The Super Famicom port of Street Fighter II was released in June 1992. Telenet’s Doomsday Warrior then hit the market later that year in November. It’s unknown how long it was in development, but based on the final product, one could easily surmise that it was slapped together as quickly as possible to capitalize on the red-hot fighting game crazy spurred by Capcom’s worldwide hit. Now, the game joins the Nintendo Switch Online roster - but it is worth a look all these years after release?

There are seven playable characters in Doomsday Warrior, all part of a group of warriors called the Doom Squad, fighting under the influence of the evil wizard Main. One betrays the group – that’s the character you choose – and must fight their former comrades to protect the Earth.

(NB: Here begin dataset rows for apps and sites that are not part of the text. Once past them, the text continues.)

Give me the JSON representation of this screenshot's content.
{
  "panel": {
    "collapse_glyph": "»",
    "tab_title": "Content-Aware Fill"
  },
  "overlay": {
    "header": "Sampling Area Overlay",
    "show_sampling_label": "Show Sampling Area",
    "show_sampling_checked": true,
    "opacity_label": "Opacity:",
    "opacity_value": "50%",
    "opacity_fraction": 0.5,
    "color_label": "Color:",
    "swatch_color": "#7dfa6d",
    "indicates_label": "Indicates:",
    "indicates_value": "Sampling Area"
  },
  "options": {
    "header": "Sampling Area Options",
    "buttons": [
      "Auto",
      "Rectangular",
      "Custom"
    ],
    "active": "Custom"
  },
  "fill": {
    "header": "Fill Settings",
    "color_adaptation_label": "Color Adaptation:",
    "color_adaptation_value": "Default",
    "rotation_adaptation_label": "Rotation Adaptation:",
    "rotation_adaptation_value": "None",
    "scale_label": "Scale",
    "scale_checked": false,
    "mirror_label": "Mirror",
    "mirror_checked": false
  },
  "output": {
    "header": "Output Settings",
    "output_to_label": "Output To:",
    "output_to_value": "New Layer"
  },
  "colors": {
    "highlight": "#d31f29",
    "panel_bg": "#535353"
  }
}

Layban and Sledge are the two diametrically-opposed karate heroes, and Daisy is a half-woman, half-plant in the vein of supervillainess Poison Ivy. Grimrock is an anthropomorphic lizard guy, Amon is a post-apocalyptic punk straight out of Fist of the North Star, and Nuform is a shapeshifter made of metallic liquid. And rounding out the cast is P. Lump, an obese Chinese man, and certainly ranks up as one of the most face-palmingly stupid character names in the entire canon of fighting games. There are three other boss characters – the four-armed Ashura, the shadowy Shadow (who just mimics your character a la Mortal Kombat’s Shang Tsung), and Main for the final encounter – though they are unplayable.

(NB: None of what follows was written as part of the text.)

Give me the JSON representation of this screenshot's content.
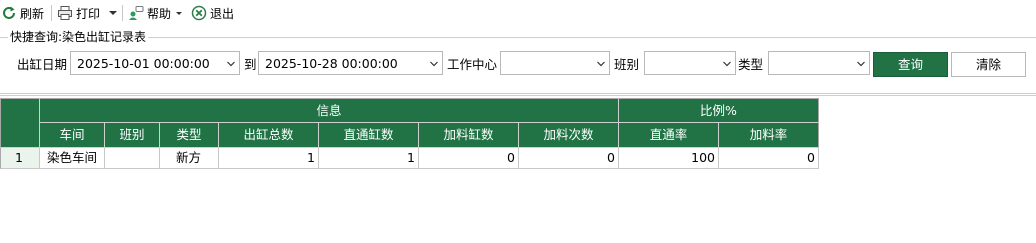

The controls are greatly simplified from other fighting games of the era. There are punch and kick commands, while jumping and blocking are awkwardly mapped to their own buttons. The fighting is kludgy, as moves don’t flow into one another, and the AI is often dull and inept. Each character has the usual command motion special movies, though there’s also a special throw manoeuvre, executed automatically when your character is close enough to their opponent. These look and feel cool, since they’re accompanied by cheesy speed lines and usually involves slamming the other character into a side of the screen. But they’re also so powerful, and so much more fun than slowly whittling away your opponent’s health with weak jabs, that they quickly become the core of the fighting action… and just as quickly, become incredibly tedious. Each character’s life meter is divided into four quadrants. Health regenerates (up to a point) if you stay on the defensive, which does alter the strategy a bit. Plus, any remaining stamina can then be channelled into upgrading one of five statistics, making you stronger for the next match.

Doomsday Warrior is largely junk, with a few redeeming elements. The character roster is pretty dumb, but it is interesting to play as characters that would probably be considered villains in other games. There aren’t many backgrounds, but some of them are pretty cool, like stages consisting of floating coloured tiles, or a stage on a rooftop that seems tilted on its side, seeming to defy gravity (there was a similar one in Vampire Savior, the third Darkstalkers game, though it would be generous to say they ripped off this game here). Overall, it’s about what you’d expect from Telenet; some neat ideas, tossed into a game that passes the bare minimum level of playability, all to exploit a hungry market.